“It’s been tough before but I think this time it’s worse because the rents and business rates are so much higher than they were,” he said. “We know it’s a free market on rent, but we need to speak to owners of properties and have a rethink.

“We are in a deep recession and confidence in small businesses, especially independent businesses, is very, very low.

“I think we can find a solution if we all work together.
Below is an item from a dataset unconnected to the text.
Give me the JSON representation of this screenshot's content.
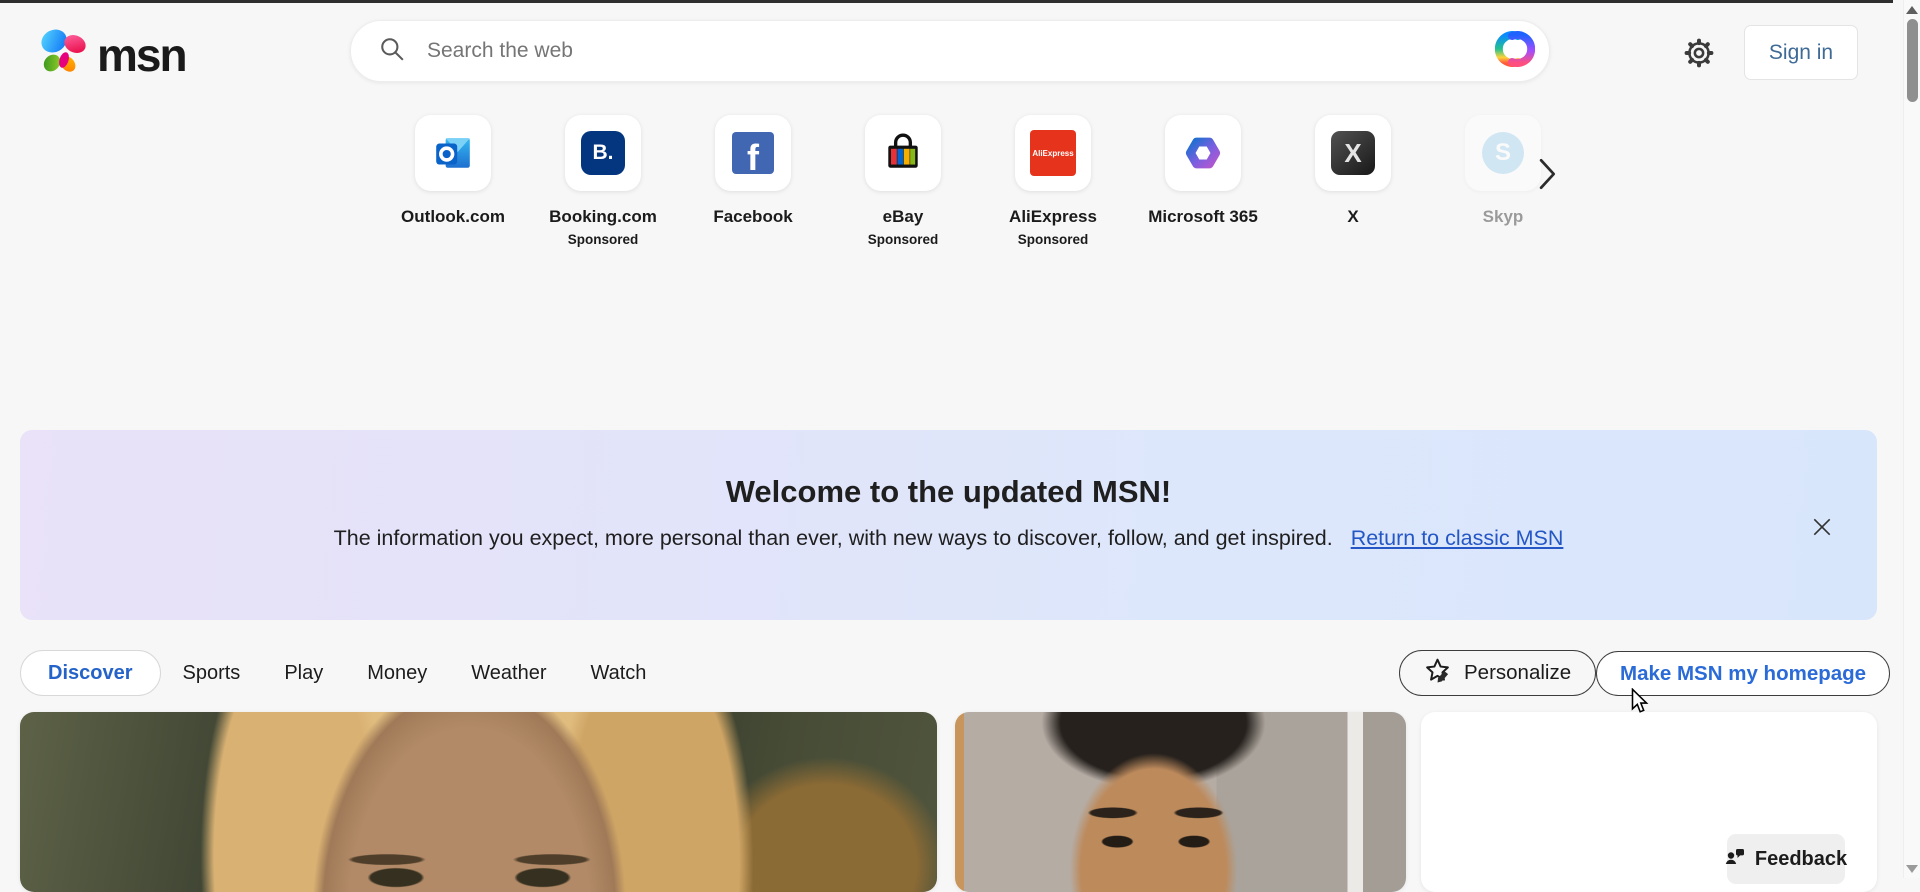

But what are all these empty shops going to be? It’s a real problem if we want to maintain the future of Alnwick as a tourist town.”

Mr Biagioni explained that the bad weather last summer was a real hit, meaning that traders may be feeling the pinch even more over the winter.

And many of the problems affecting small businesses form a vicious circle with low confidence leading to the banks not lending, which leads to more closures and even less confidence.

He said that he would encourage the county council not to raise business rates, because ‘everything is so fragile’ and the banks need to start lending.

Otherwise, business owners will become more disenfranchised with politicians, ‘who are not helping and in some cases making it worse for small, independent businesses’.

“I will always try to run businesses with common sense, but the problem with common sense is it’s not very common,” he added.

Now a meeting is to be held to discuss the issues and councillors John Taylor, Gordon Castle and Roger Styring are all set to attend.

Alnwick ward councillor Gordon Castle said: “The chamber of trade is rightly concerned.

“High Streets are going through tough times at the moment and this is probably the toughest time of the year.

“My own concern is that a lot of them seem to be concentrated around Narrowgate.”

Several of the premises in that part of town belong to Northumberland Estates and a spokesman said that they “appreciate that many businesses have experienced tough trading conditions as a result of the recession but, unlike many towns, Alnwick has fared relatively well.

“The Northumberland Estates has low vacancy rates overall and, as well as recently renewing leases for existing tenants, we have been extremely pleased to welcome prestigious national businesses to the town.

“This is a positive indicator of the confidence we have in Alnwick and creating the right environment to both attract new investment and grow the economy of the town is very much at the forefront of our minds.”

Coun Castle did agree that it shouldn’t be all doom and gloom.

“I don’t want to be too pessimistic, because shops do close down and other businesses try to move in.”

He also pointed out that Alnwick, with its tourist attractions and countryside, has an advantage over many other market towns elsewhere in the country.

“There’s a limit to what institutions and elected members can do other than removing hurdles to business,” he added.

“In the end, tough times are tough times and it’s hard to see that we can do more other than what the traders are doing for themselves by banding together.”

Coun Roger Styring, deputy leader of the county council, whose Lesbury ward surrounds Alnwick, is also getting involved with discussions, along with Coun John Taylor, who represents the Longhoughton ward.

“I’m not an Alnwick councillor, but my rural area uses Alnwick for most of its shopping and services so whatever happens in Alnwick affects people in my area,” said Coun Taylor.

“The major concerns are the shops that are beginning to empty. I walked around Alnwick on Sunday morning and counted nine and I’ve been told that there are others that are going to close down.

“The two main issues seem to be the price of rent and business rates, which are difficult for people with small businesses, so we will have to listen and see if there’s anything we can do.

“I also have concerns about car parking.”